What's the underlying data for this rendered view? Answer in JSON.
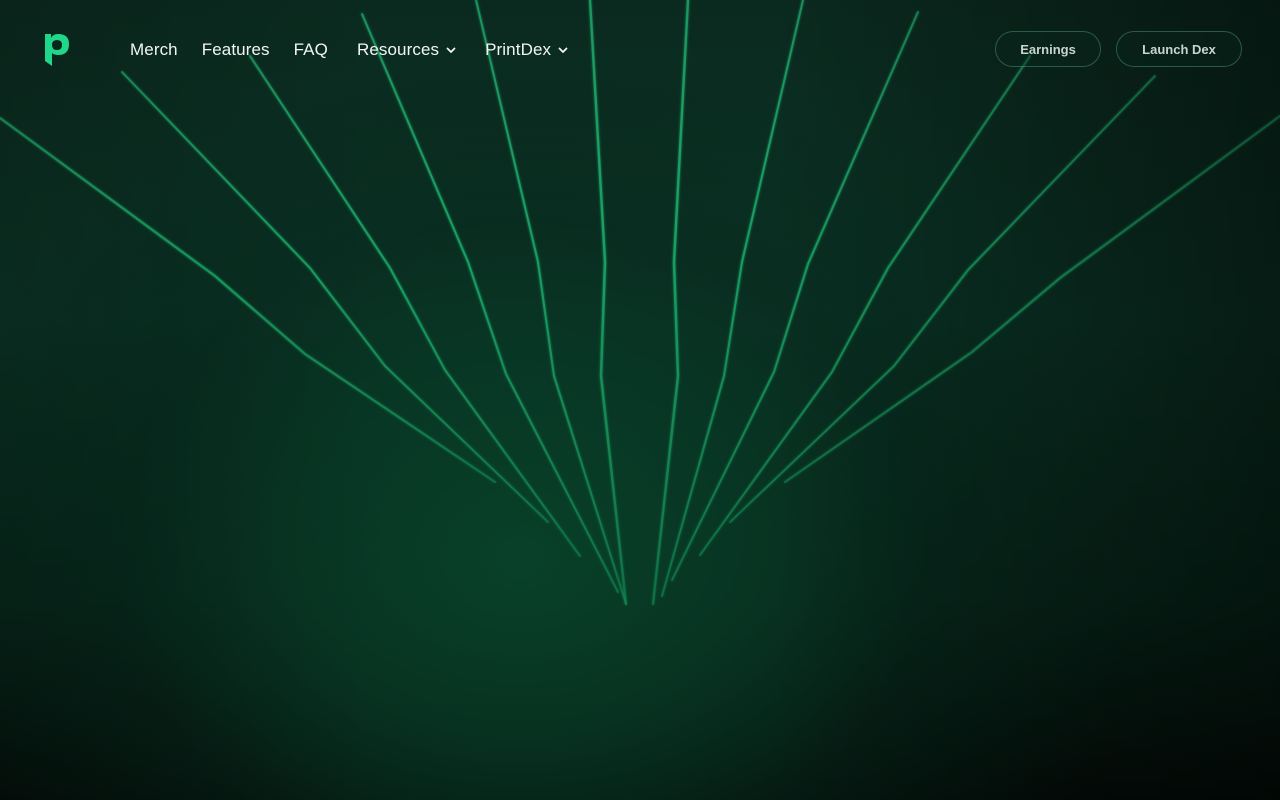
{
  "brand": {
    "logo_icon": "p-logo-icon",
    "accent_color": "#1fd68a"
  },
  "nav": {
    "items": [
      {
        "label": "Merch",
        "has_dropdown": false
      },
      {
        "label": "Features",
        "has_dropdown": false
      },
      {
        "label": "FAQ",
        "has_dropdown": false
      },
      {
        "label": "Resources",
        "has_dropdown": true,
        "icon": "chevron-down-icon"
      },
      {
        "label": "PrintDex",
        "has_dropdown": true,
        "icon": "chevron-down-icon"
      }
    ],
    "earnings_label": "Earnings",
    "launch_label": "Launch Dex"
  },
  "hero": {
    "background_color": "#0a3324",
    "ray_color": "#1fae6b"
  }
}
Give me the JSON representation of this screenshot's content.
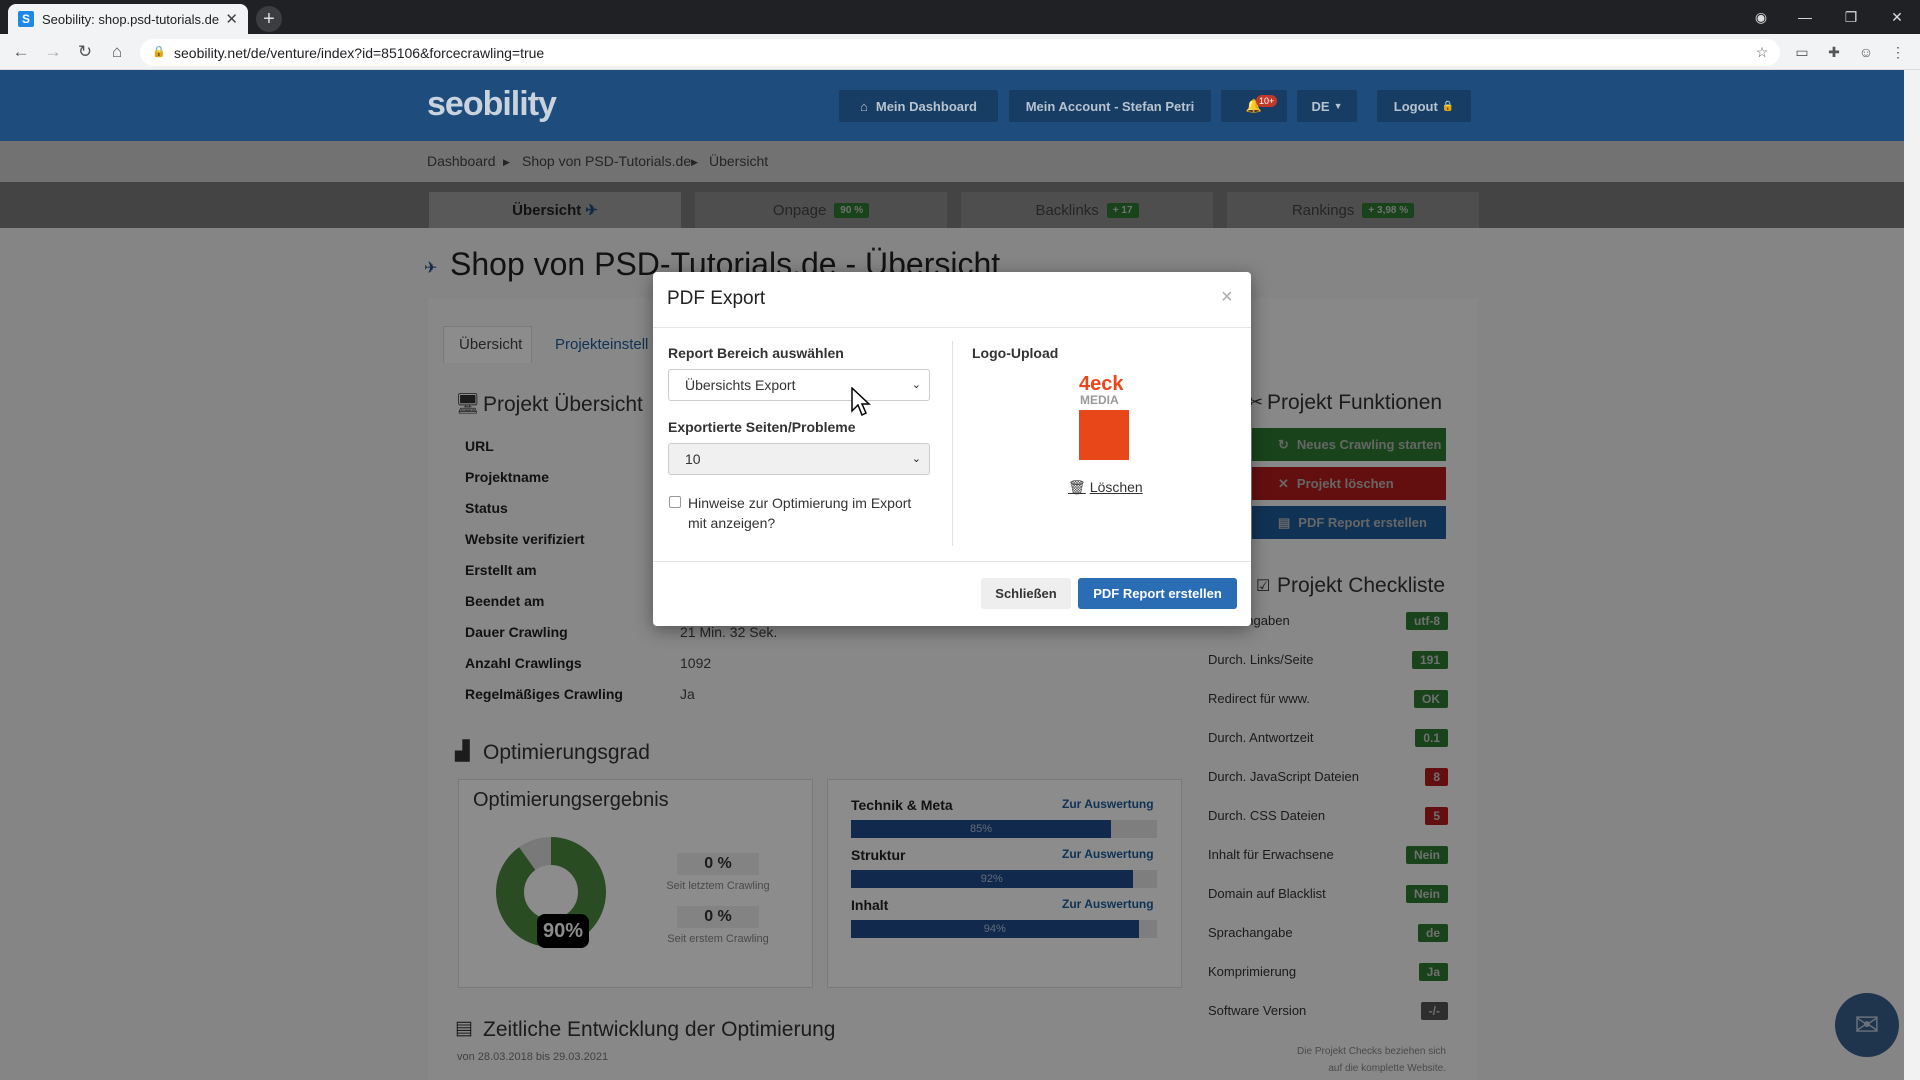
{
  "browser": {
    "tab_title": "Seobility: shop.psd-tutorials.de",
    "url": "seobility.net/de/venture/index?id=85106&forcecrawling=true"
  },
  "header": {
    "logo": "seobility",
    "dashboard": "Mein Dashboard",
    "account": "Mein Account - Stefan Petri",
    "notif_badge": "10+",
    "lang": "DE",
    "logout": "Logout"
  },
  "breadcrumb": [
    "Dashboard",
    "Shop von PSD-Tutorials.de",
    "Übersicht"
  ],
  "tabs": [
    {
      "label": "Übersicht",
      "badge": ""
    },
    {
      "label": "Onpage",
      "badge": "90 %"
    },
    {
      "label": "Backlinks",
      "badge": "+ 17"
    },
    {
      "label": "Rankings",
      "badge": "+ 3,98 %"
    }
  ],
  "page_title": "Shop von PSD-Tutorials.de - Übersicht",
  "subtabs": [
    "Übersicht",
    "Projekteinstell"
  ],
  "overview": {
    "title": "Projekt Übersicht",
    "rows": [
      {
        "k": "URL",
        "v": ""
      },
      {
        "k": "Projektname",
        "v": ""
      },
      {
        "k": "Status",
        "v": ""
      },
      {
        "k": "Website verifiziert",
        "v": ""
      },
      {
        "k": "Erstellt am",
        "v": ""
      },
      {
        "k": "Beendet am",
        "v": ""
      },
      {
        "k": "Dauer Crawling",
        "v": "21 Min. 32 Sek."
      },
      {
        "k": "Anzahl Crawlings",
        "v": "1092"
      },
      {
        "k": "Regelmäßiges Crawling",
        "v": "Ja"
      }
    ]
  },
  "optim": {
    "title": "Optimierungsgrad",
    "result_title": "Optimierungsergebnis",
    "score": "90%",
    "score_value": 0.9,
    "delta1": "0 %",
    "delta1_label": "Seit letztem Crawling",
    "delta2": "0 %",
    "delta2_label": "Seit erstem Crawling",
    "bars": [
      {
        "label": "Technik & Meta",
        "value": "85%",
        "fraction": 0.85,
        "link": "Zur Auswertung"
      },
      {
        "label": "Struktur",
        "value": "92%",
        "fraction": 0.92,
        "link": "Zur Auswertung"
      },
      {
        "label": "Inhalt",
        "value": "94%",
        "fraction": 0.94,
        "link": "Zur Auswertung"
      }
    ]
  },
  "timeline": {
    "title": "Zeitliche Entwicklung der Optimierung",
    "range": "von 28.03.2018 bis 29.03.2021"
  },
  "functions": {
    "title": "Projekt Funktionen",
    "new_crawl": "Neues Crawling starten",
    "delete": "Projekt löschen",
    "pdf": "PDF Report erstellen",
    "colors": {
      "green": "#2e7d32",
      "red": "#b71c1c",
      "blue": "#1e5d9c"
    }
  },
  "checklist": {
    "title": "Projekt Checkliste",
    "items": [
      {
        "label": "nsatzangaben",
        "val": "utf-8",
        "color": "#2e7d32"
      },
      {
        "label": "Durch. Links/Seite",
        "val": "191",
        "color": "#2e7d32"
      },
      {
        "label": "Redirect für www.",
        "val": "OK",
        "color": "#2e7d32"
      },
      {
        "label": "Durch. Antwortzeit",
        "val": "0.1",
        "color": "#2e7d32"
      },
      {
        "label": "Durch. JavaScript Dateien",
        "val": "8",
        "color": "#b71c1c"
      },
      {
        "label": "Durch. CSS Dateien",
        "val": "5",
        "color": "#b71c1c"
      },
      {
        "label": "Inhalt für Erwachsene",
        "val": "Nein",
        "color": "#2e7d32"
      },
      {
        "label": "Domain auf Blacklist",
        "val": "Nein",
        "color": "#2e7d32"
      },
      {
        "label": "Sprachangabe",
        "val": "de",
        "color": "#2e7d32"
      },
      {
        "label": "Komprimierung",
        "val": "Ja",
        "color": "#2e7d32"
      },
      {
        "label": "Software Version",
        "val": "-/-",
        "color": "#555555"
      }
    ],
    "note1": "Die Projekt Checks beziehen sich",
    "note2": "auf die komplette Website."
  },
  "modal": {
    "title": "PDF Export",
    "close": "×",
    "section_label": "Report Bereich auswählen",
    "section_value": "Übersichts Export",
    "pages_label": "Exportierte Seiten/Probleme",
    "pages_value": "10",
    "hint_line1": "Hinweise zur Optimierung im Export",
    "hint_line2": "mit anzeigen?",
    "logo_label": "Logo-Upload",
    "logo_text1": "4eck",
    "logo_text2": "MEDIA",
    "delete": "Löschen",
    "close_btn": "Schließen",
    "create_btn": "PDF Report erstellen"
  }
}
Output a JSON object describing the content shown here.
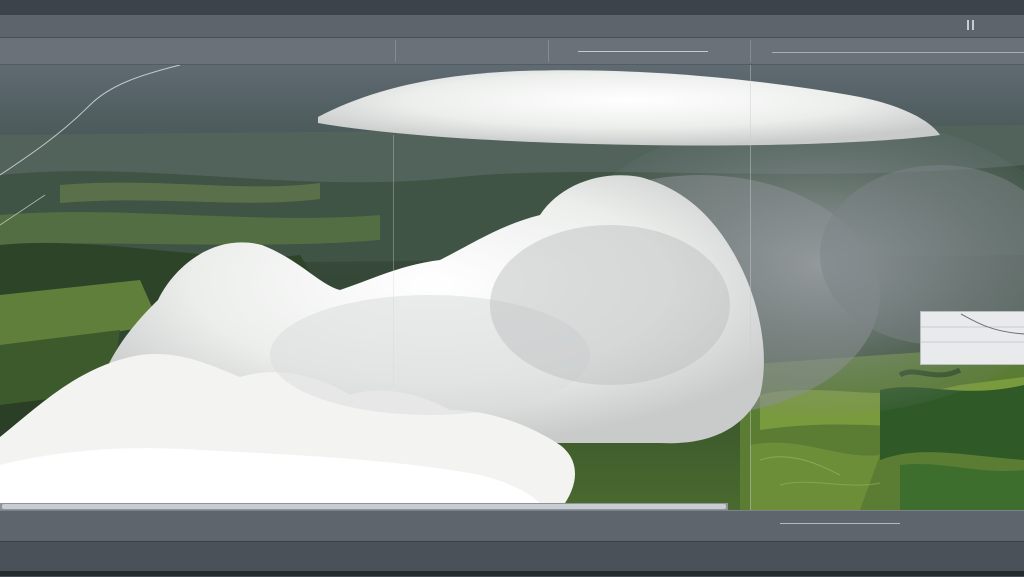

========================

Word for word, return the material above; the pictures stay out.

Response box:
What's the underlying data for this rendered view? Answer in JSON.
{
  "brand": {
    "logo_icon": "p-logo-icon",
    "accent_color": "#1fd68a"
  },
  "nav": {
    "items": [
      {
        "label": "Merch",
        "has_dropdown": false
      },
      {
        "label": "Features",
        "has_dropdown": false
      },
      {
        "label": "FAQ",
        "has_dropdown": false
      },
      {
        "label": "Resources",
        "has_dropdown": true,
        "icon": "chevron-down-icon"
      },
      {
        "label": "PrintDex",
        "has_dropdown": true,
        "icon": "chevron-down-icon"
      }
    ],
    "earnings_label": "Earnings",
    "launch_label": "Launch Dex"
  },
  "hero": {
    "background_color": "#0a3324",
    "ray_color": "#1fae6b"
  }
}
Give me the JSON representation of this screenshot's content.
{
  "browser": {
    "tab_title": "Seobility: shop.psd-tutorials.de",
    "url": "seobility.net/de/venture/index?id=85106&forcecrawling=true"
  },
  "header": {
    "logo": "seobility",
    "dashboard": "Mein Dashboard",
    "account": "Mein Account - Stefan Petri",
    "notif_badge": "10+",
    "lang": "DE",
    "logout": "Logout"
  },
  "breadcrumb": [
    "Dashboard",
    "Shop von PSD-Tutorials.de",
    "Übersicht"
  ],
  "tabs": [
    {
      "label": "Übersicht",
      "badge": ""
    },
    {
      "label": "Onpage",
      "badge": "90 %"
    },
    {
      "label": "Backlinks",
      "badge": "+ 17"
    },
    {
      "label": "Rankings",
      "badge": "+ 3,98 %"
    }
  ],
  "page_title": "Shop von PSD-Tutorials.de - Übersicht",
  "subtabs": [
    "Übersicht",
    "Projekteinstell"
  ],
  "overview": {
    "title": "Projekt Übersicht",
    "rows": [
      {
        "k": "URL",
        "v": ""
      },
      {
        "k": "Projektname",
        "v": ""
      },
      {
        "k": "Status",
        "v": ""
      },
      {
        "k": "Website verifiziert",
        "v": ""
      },
      {
        "k": "Erstellt am",
        "v": ""
      },
      {
        "k": "Beendet am",
        "v": ""
      },
      {
        "k": "Dauer Crawling",
        "v": "21 Min. 32 Sek."
      },
      {
        "k": "Anzahl Crawlings",
        "v": "1092"
      },
      {
        "k": "Regelmäßiges Crawling",
        "v": "Ja"
      }
    ]
  },
  "optim": {
    "title": "Optimierungsgrad",
    "result_title": "Optimierungsergebnis",
    "score": "90%",
    "score_value": 0.9,
    "delta1": "0 %",
    "delta1_label": "Seit letztem Crawling",
    "delta2": "0 %",
    "delta2_label": "Seit erstem Crawling",
    "bars": [
      {
        "label": "Technik & Meta",
        "value": "85%",
        "fraction": 0.85,
        "link": "Zur Auswertung"
      },
      {
        "label": "Struktur",
        "value": "92%",
        "fraction": 0.92,
        "link": "Zur Auswertung"
      },
      {
        "label": "Inhalt",
        "value": "94%",
        "fraction": 0.94,
        "link": "Zur Auswertung"
      }
    ]
  },
  "timeline": {
    "title": "Zeitliche Entwicklung der Optimierung",
    "range": "von 28.03.2018 bis 29.03.2021"
  },
  "functions": {
    "title": "Projekt Funktionen",
    "new_crawl": "Neues Crawling starten",
    "delete": "Projekt löschen",
    "pdf": "PDF Report erstellen",
    "colors": {
      "green": "#2e7d32",
      "red": "#b71c1c",
      "blue": "#1e5d9c"
    }
  },
  "checklist": {
    "title": "Projekt Checkliste",
    "items": [
      {
        "label": "nsatzangaben",
        "val": "utf-8",
        "color": "#2e7d32"
      },
      {
        "label": "Durch. Links/Seite",
        "val": "191",
        "color": "#2e7d32"
      },
      {
        "label": "Redirect für www.",
        "val": "OK",
        "color": "#2e7d32"
      },
      {
        "label": "Durch. Antwortzeit",
        "val": "0.1",
        "color": "#2e7d32"
      },
      {
        "label": "Durch. JavaScript Dateien",
        "val": "8",
        "color": "#b71c1c"
      },
      {
        "label": "Durch. CSS Dateien",
        "val": "5",
        "color": "#b71c1c"
      },
      {
        "label": "Inhalt für Erwachsene",
        "val": "Nein",
        "color": "#2e7d32"
      },
      {
        "label": "Domain auf Blacklist",
        "val": "Nein",
        "color": "#2e7d32"
      },
      {
        "label": "Sprachangabe",
        "val": "de",
        "color": "#2e7d32"
      },
      {
        "label": "Komprimierung",
        "val": "Ja",
        "color": "#2e7d32"
      },
      {
        "label": "Software Version",
        "val": "-/-",
        "color": "#555555"
      }
    ],
    "note1": "Die Projekt Checks beziehen sich",
    "note2": "auf die komplette Website."
  },
  "modal": {
    "title": "PDF Export",
    "close": "×",
    "section_label": "Report Bereich auswählen",
    "section_value": "Übersichts Export",
    "pages_label": "Exportierte Seiten/Probleme",
    "pages_value": "10",
    "hint_line1": "Hinweise zur Optimierung im Export",
    "hint_line2": "mit anzeigen?",
    "logo_label": "Logo-Upload",
    "logo_text1": "4eck",
    "logo_text2": "MEDIA",
    "delete": "Löschen",
    "close_btn": "Schließen",
    "create_btn": "PDF Report erstellen"
  }
}
Output a JSON object describing the content shown here.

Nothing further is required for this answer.